While working with FLV for the first time awhile ago, there was one problem I had encountered that had me quite concerned at the time. I was trying to create a simple html file with a FLV video embedded in it using Dreamweaver. I inserted a SWF file into the html page as I always do with any Flash SWF file, but when I went to test the page by using "Preivew in ..." it didn't work. A "white box" appears in where the video should be playing. I tried inserting just the FLV video into dreamweaver directly, same result. I checked the SWF file and that played fine on it's own. I then used Flash to publish the corresponding HTML file to see if that would work. Sure enough it did. That gave me some relief as I was afraid it might have been some coding in the "AC_RunActiveContent.js" file. So instead of using the preview feature in Dreamweaver, I saved the HTML file and viewed it by double clicking it. It worked.

After that I uploaded it to the web server running IIS6. Sure as the sky is blue, nothing seems to work right with technology on the first try. Being hosted on IIS, the page with the FLV video would display the "white box" again. IIS6 was somehow restricting the content. To enable FLV video playback on IIS you must add FLV as a MIME type for the particular website you hosting.
  1. Go to [Properties] of the website in IIS
  2. Under [HTML Headers] tab, click on [MIME Types...]
  3. Click [New...]
  4. Enter ".flv" for the Extension and "video/x-flv" for the MIME Type

Now FLV videos will play on your hosted IIS website(s).

Adobe Flash CS3

Tuesday, January 1, 2008

Sending automated email with ASP.NET

This is something I had to do a bit of digging. Since I am not a linux, php, or cgi script guru, I use ASP.NET to do all my scripting and programming. Finding solutions in ASP.NET are sometimes straight forward, but the odd time it isn't. With sending automated emails I didn't think it would be too much a problem, which it isn't if your ISP doesn't block outgoing SMTP servers transmissions. But if your ISP does, then it's a bit more of a hassle.

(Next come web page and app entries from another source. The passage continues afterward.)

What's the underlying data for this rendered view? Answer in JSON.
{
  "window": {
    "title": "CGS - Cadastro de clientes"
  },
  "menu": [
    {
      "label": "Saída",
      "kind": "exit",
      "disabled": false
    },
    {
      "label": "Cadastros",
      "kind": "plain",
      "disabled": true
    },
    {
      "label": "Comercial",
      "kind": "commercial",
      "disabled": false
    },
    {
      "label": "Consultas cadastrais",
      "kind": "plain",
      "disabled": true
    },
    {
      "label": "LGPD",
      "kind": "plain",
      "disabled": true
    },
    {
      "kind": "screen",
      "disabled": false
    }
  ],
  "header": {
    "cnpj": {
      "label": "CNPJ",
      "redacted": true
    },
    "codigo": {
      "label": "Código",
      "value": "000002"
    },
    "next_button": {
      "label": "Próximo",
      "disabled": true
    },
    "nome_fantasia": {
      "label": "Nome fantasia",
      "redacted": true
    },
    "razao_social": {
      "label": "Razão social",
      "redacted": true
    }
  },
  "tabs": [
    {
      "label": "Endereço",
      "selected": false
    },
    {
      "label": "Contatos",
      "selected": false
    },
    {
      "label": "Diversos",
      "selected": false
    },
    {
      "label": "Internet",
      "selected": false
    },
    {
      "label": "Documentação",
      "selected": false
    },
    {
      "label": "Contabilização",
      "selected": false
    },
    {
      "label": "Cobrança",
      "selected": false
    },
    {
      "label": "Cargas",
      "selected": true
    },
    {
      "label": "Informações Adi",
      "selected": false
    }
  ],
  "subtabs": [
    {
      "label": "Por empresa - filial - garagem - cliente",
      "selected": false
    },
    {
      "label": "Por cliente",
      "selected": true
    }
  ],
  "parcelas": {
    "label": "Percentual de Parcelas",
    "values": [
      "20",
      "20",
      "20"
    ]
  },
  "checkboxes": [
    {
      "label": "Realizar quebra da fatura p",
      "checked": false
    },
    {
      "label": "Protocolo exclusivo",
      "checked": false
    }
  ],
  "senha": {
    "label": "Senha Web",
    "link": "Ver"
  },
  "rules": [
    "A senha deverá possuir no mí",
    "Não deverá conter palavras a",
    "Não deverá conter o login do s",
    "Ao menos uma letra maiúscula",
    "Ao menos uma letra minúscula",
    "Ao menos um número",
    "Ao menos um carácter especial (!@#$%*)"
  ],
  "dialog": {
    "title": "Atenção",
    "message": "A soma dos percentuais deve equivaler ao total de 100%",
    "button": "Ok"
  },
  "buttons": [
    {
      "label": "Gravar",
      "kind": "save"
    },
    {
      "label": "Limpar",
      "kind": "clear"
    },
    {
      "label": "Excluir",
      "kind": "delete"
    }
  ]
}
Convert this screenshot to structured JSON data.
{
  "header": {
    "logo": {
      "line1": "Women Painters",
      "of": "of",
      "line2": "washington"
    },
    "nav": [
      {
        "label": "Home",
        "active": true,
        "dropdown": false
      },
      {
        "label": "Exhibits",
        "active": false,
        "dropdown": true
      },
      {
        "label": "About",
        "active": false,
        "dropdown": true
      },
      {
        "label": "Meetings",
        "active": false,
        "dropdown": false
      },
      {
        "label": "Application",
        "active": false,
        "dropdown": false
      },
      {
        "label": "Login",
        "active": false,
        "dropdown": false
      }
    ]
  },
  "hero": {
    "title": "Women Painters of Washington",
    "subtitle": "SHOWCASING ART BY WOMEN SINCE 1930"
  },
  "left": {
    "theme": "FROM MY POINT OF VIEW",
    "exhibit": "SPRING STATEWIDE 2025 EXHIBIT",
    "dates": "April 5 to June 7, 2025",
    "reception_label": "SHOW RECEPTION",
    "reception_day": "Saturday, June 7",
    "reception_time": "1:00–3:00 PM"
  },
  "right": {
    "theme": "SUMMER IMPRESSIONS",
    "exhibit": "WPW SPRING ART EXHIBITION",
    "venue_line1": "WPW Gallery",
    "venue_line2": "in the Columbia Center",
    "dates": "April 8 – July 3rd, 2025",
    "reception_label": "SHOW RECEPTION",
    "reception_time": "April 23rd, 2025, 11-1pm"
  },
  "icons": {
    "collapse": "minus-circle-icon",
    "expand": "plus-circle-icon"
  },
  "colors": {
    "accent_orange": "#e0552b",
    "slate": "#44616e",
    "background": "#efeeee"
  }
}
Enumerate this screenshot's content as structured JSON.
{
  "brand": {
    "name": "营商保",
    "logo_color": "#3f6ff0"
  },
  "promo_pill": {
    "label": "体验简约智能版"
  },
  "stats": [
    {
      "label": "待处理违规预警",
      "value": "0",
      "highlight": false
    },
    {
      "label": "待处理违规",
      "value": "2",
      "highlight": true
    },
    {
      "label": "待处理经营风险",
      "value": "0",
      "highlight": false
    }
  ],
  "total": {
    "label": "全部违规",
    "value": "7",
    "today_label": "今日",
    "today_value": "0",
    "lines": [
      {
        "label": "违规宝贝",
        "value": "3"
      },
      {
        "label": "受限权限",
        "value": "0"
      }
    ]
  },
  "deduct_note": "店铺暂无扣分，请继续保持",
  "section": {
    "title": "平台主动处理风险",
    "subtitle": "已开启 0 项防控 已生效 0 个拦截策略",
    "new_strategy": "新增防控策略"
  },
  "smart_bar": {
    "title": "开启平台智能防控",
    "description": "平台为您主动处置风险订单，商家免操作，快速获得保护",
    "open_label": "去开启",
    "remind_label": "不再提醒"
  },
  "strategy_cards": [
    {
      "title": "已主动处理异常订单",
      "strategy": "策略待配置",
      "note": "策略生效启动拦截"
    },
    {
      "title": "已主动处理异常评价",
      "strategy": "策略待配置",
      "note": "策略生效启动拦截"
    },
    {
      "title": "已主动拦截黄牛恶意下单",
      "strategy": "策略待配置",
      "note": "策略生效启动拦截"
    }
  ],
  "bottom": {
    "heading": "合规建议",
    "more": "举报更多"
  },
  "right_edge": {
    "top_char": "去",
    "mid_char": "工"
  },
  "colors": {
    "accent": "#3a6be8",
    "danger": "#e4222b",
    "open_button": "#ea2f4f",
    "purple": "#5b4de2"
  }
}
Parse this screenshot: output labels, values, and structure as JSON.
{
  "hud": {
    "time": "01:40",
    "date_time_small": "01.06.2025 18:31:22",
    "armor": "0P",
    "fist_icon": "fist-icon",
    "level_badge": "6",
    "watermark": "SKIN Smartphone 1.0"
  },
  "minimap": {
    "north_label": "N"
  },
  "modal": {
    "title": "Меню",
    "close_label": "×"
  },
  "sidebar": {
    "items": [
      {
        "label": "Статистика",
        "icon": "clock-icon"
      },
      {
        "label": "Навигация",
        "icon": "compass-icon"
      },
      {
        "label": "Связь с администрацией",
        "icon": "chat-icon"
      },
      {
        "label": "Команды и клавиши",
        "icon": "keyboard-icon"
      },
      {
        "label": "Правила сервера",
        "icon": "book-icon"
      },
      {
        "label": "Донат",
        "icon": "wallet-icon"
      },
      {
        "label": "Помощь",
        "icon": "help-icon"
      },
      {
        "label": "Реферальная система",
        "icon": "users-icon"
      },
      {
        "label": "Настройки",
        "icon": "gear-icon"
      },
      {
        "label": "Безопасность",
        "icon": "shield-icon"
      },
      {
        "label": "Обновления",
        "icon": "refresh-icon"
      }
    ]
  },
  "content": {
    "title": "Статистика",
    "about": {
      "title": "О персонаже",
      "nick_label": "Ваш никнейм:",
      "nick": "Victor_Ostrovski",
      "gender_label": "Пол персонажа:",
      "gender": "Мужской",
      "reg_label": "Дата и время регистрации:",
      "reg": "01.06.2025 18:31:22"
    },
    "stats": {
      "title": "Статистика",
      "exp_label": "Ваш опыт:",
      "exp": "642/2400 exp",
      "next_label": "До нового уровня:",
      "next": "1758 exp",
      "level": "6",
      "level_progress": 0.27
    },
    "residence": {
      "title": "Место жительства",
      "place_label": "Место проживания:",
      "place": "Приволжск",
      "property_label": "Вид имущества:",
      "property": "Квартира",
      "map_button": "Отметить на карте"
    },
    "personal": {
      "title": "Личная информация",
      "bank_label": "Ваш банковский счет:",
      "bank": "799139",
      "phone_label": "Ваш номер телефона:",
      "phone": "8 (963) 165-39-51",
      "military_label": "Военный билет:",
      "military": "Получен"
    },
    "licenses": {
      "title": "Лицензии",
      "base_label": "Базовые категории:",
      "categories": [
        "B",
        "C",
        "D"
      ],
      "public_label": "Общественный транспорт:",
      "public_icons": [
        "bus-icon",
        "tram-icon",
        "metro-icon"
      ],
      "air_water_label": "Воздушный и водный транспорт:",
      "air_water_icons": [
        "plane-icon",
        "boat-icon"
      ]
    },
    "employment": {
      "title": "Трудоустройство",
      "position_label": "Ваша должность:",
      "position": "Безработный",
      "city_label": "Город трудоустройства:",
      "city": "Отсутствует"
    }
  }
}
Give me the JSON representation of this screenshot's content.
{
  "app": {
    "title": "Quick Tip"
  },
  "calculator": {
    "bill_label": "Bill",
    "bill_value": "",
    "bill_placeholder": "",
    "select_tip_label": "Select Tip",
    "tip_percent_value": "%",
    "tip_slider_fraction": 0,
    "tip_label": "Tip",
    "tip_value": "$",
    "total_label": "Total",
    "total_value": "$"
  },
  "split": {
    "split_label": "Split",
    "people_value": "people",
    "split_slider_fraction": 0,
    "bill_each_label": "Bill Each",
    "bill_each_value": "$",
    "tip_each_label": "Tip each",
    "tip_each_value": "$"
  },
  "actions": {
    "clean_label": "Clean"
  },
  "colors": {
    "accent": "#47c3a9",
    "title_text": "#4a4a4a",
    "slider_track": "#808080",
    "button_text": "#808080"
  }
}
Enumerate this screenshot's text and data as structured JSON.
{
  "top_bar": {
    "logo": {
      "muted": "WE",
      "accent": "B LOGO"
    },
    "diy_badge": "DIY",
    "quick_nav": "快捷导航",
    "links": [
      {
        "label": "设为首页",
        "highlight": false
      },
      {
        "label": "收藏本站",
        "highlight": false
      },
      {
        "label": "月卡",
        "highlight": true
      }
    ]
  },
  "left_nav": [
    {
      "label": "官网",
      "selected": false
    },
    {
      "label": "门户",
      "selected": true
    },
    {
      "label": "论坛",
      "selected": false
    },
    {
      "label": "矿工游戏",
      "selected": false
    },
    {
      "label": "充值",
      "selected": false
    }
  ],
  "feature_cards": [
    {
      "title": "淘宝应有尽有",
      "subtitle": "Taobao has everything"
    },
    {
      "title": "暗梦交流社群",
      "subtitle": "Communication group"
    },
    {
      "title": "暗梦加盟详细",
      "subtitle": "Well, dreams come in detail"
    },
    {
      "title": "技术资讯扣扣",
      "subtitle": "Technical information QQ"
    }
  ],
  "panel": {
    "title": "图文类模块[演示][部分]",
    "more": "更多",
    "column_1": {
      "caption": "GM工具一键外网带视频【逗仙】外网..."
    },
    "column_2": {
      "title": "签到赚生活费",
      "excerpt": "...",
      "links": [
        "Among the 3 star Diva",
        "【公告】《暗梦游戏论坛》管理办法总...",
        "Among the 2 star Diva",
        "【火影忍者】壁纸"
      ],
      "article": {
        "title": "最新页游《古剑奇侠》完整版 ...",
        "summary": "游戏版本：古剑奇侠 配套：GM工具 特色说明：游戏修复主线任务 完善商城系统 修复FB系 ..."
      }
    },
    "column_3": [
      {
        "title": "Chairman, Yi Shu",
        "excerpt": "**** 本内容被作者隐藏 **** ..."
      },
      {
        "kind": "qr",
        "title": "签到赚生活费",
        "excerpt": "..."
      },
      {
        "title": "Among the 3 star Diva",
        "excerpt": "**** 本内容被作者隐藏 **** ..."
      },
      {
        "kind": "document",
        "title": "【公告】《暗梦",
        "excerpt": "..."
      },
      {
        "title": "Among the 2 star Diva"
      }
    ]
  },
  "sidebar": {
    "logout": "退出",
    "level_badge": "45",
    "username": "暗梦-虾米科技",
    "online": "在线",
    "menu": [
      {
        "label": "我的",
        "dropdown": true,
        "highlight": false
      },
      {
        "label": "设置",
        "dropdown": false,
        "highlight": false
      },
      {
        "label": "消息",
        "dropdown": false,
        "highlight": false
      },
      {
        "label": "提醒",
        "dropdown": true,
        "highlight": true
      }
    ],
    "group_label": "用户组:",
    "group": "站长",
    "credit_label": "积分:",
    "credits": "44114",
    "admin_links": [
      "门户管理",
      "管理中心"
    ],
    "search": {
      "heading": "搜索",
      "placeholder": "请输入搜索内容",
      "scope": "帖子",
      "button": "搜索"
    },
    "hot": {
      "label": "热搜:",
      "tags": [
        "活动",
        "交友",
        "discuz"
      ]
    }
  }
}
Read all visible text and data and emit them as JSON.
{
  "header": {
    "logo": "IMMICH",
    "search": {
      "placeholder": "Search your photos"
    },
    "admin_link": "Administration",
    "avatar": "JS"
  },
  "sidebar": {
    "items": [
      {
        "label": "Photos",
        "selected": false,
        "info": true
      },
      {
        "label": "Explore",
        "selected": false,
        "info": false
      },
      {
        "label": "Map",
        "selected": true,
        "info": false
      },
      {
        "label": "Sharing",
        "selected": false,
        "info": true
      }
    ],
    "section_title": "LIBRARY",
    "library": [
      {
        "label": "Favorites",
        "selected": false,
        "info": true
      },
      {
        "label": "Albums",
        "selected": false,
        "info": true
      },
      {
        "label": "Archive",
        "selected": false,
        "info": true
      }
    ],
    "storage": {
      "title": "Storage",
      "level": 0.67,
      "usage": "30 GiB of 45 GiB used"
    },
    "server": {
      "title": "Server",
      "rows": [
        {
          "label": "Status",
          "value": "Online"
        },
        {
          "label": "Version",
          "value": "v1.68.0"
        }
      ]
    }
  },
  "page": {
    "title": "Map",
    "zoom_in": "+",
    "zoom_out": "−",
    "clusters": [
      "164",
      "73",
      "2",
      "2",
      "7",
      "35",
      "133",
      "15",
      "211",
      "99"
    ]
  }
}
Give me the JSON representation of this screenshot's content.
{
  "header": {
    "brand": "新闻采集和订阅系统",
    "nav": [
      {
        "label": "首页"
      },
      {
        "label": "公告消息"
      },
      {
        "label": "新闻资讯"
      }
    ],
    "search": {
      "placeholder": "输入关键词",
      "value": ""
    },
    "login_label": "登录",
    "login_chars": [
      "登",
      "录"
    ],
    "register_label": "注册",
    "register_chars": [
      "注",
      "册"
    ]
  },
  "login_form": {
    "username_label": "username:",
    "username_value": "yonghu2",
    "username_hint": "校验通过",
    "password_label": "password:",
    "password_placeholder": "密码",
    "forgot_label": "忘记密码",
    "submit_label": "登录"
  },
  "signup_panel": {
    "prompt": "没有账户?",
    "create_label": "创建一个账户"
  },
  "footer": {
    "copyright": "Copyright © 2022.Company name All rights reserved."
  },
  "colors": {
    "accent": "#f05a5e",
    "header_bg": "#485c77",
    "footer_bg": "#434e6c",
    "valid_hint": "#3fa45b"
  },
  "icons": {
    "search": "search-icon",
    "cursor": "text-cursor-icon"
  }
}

For an ISP that doesn't block SMTP, you can install the SMTP Server that comes with Windows Server 2003 or XP. It is a component of IIS. This is of course if you don't have MS Exchange. Many users tend to use the namespace System.Web.Mail for the classes used for sending email, this is fine when it comes to having an ISP that doesn't block SMTP transmissions. But still why use something that is now a bit outdated? Namespace System.Net.Mail which was introduced in ASP.NET 2.0 has more functionality and flexibility when it comes to sending emails. One of the more important features being able to supply credentials to a specified SMTP server. This will then allow you to utilize your ISP's SMTP Server and send emails.

So lets take a look at
some simple code that will get you on your way. The following code would ideally be put under the function that handles a button click (i.e. submit button). You will have to have the namespaces System.Net and System.Net.Mail imported.

MailMessage instance used for defining the attributes and content of the email<%@ Page Language="C#" ContentType="text/html" ResponseEncoding="utf-8" %>
MailMessage message = new MailMessage(txtFrom.Text, txtTo.Text, txtSubject.Text, txtBody.Text);

SmtpClient instance used for defining the SMTP Server to be used for sending the email
SmtpClient emailClient = new SmtpClient(txtSMTPServer.Text);

Part of the System.Net namespace : NetworkCredential instance defines the user name and password used for accessing the SMTP Server in order to the send email
NetworkCredential SMTPUserInfo = new NetworkCredential(txtSMTPUser.Text, txtSMTPPass.Text);

Explicitly defines emailClient instance not to use default credentials when sending the email
emailClient.UseDefaultCredentials = false;

Set the credentials for emailClient instance with those defined by SMTPUserInfo instance
emailClient.Credentials = SMTPUserInfo;

Sends the email

You can then setup ASP.NET form that will allow the user to enter in the relevant information using related ASP.NET controls.

Reference Material

ASP .NET 2.0

Year 2008

Well, having started blogging in late 2007, I have to admit I haven't used it as much as I would like. So for 2008, I hope to get it off to a better start and start blogging some more.